It was another ridiculously spectacular day aboard the Sanctuary with Captain Dave. Before leaving the dock, we joked that the last few times we had worked together would be too hard to beat… little did we know the whales today would rise to the challenge!
We started on the northwest corner with reports from the Cetacea, however before we could make it to the whales they had been watching, two more surfaced to our northeast. We started the trip with our latest “regular”, Dyad, but also were lucky enough to have the duo Ember and Cantilever come right over. Lately it seems like the Sanctuary (aptly named!) has been a whale magnet.

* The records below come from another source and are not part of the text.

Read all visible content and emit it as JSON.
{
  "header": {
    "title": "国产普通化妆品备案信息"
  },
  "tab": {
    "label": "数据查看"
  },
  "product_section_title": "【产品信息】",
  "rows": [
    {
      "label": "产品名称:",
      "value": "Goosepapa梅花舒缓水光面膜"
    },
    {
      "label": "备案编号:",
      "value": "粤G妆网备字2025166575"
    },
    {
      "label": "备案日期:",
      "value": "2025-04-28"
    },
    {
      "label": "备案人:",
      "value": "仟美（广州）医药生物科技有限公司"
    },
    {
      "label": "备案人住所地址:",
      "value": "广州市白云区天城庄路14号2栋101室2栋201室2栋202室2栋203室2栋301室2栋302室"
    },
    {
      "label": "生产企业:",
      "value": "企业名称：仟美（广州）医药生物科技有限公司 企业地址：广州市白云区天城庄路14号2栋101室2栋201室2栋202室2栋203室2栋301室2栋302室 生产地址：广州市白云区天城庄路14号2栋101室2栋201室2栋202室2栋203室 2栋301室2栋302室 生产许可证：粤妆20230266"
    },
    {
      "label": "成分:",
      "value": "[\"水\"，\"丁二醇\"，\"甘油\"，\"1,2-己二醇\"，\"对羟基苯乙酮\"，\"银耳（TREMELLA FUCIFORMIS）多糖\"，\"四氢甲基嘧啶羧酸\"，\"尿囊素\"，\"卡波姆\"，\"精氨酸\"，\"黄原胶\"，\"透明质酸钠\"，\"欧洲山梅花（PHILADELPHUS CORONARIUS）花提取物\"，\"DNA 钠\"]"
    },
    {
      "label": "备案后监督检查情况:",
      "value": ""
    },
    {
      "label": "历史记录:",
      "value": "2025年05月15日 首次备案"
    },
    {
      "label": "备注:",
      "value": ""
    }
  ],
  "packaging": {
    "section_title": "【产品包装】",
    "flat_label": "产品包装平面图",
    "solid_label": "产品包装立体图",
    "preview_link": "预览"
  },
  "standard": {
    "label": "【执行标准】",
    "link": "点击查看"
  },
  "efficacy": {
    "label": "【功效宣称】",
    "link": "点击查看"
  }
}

We were having a great trip with these three, when from a distance we could see a little whale soar up and out of the water over a mile away… As we approached, both the calf and mom, Echo, continued breaching, more than 15 times! This air show didn’t stop once we got closer, and we were treated to double breaches, tandem breaches, whales rolling over, and a spy hop from the calf. As if that wasn’t enough, Alporn suddenly appeared just under the bow, out of absolutely nowhere! Cygnus also swam through the path we had just made, so close to the stern that I couldn’t see- intern Taylor pointed out the flopped over dorsal fin, making it easy to determine it wasn’t one of the whales we had watched yet.
So how could you beat that? In our case, head right back out for the 2:00 trip! We once again spent some quality time with Dyad, who had sped up her pace a bit from the morning and was taking slightly longer dives.
We kept our eyes on three other humpbacks nearby, and eventually cruised over to visit. As we approached, one whale began kick feeding, with her trademark series of three kicks. Etch-a-Sketch is a favorite of mine, and the baby next to her seemed a bit smaller than Echo’s from this morning. The pair was traveling with an escort, Cantilever, and fed intermittently throughout our time with them. Imagine the shock and awe that passengers (and crew!) felt when Etch-a-Sketch began kicking just a few FEET from the side of the boat. How often do you get a whale so close, you can see its hair?! (Look for the tiny white lines on the top of the tubercles). As this was happening, the calf swam in circles around mama, staying out of the way but still close to her side. Cantilever reaped the benefits of Etch-a-Sketch’s impressive moves, and the two adults came up with huge open mouths, allowing passengers to see the baleen inside up close.
As I ran to the train after trying to summarize the day, I bumped into a family from the afternoon trip, and we had a moment to reflect on the incredible day we had.